> **Aim of the task**
Check every line below for the string "icon", and copy the lines that contain it.

> **Record set**
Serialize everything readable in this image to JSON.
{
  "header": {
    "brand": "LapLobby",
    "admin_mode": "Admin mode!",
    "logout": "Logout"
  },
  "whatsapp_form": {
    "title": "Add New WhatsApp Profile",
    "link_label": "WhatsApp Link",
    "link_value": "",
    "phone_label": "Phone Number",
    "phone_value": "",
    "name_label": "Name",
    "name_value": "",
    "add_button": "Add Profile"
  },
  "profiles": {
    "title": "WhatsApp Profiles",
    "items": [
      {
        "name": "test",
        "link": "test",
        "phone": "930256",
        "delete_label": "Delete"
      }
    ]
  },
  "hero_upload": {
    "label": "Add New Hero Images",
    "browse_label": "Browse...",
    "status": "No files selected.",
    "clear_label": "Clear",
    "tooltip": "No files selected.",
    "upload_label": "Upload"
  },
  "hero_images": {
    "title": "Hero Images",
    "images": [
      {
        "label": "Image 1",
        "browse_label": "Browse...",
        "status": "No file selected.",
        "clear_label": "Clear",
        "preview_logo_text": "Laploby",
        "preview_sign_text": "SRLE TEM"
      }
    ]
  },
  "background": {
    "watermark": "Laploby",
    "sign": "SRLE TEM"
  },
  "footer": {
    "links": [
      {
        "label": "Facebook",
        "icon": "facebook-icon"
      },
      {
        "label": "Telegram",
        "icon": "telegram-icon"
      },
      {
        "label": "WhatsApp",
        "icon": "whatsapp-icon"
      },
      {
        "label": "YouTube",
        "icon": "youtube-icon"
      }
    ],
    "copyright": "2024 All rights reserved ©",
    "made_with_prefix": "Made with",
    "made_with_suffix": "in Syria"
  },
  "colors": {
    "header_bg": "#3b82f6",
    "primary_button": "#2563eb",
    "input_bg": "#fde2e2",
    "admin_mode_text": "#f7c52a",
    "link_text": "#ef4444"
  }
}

> **Your solution**
        "icon": "facebook-icon"
        "icon": "telegram-icon"
        "icon": "whatsapp-icon"
        "icon": "youtube-icon"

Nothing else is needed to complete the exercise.